- **What the task requires**
Where does the word "البيانات" show up in the records? Copy every line that has it.

- **Records provided**
- - - -

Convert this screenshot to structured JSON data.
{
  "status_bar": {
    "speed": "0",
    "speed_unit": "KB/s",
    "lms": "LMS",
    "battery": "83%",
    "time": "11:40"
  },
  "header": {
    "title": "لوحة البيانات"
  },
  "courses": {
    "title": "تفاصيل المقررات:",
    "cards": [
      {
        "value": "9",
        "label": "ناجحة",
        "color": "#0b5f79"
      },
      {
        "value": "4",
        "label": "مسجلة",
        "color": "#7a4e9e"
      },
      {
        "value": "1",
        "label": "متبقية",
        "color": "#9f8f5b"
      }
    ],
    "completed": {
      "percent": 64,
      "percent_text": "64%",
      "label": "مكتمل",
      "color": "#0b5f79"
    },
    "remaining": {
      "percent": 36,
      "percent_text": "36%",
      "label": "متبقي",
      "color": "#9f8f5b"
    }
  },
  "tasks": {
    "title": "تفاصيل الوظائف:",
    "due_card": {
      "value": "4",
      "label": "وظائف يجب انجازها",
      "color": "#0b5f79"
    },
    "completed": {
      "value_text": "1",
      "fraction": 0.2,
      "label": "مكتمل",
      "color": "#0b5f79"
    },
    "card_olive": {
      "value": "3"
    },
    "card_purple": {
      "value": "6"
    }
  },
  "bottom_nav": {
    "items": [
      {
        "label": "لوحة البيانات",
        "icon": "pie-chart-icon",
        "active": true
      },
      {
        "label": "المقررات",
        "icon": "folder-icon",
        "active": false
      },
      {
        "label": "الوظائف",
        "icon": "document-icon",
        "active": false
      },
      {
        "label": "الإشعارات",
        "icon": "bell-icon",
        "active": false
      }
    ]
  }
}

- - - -

- **Written solution**
    "title": "لوحة البيانات"
        "label": "لوحة البيانات",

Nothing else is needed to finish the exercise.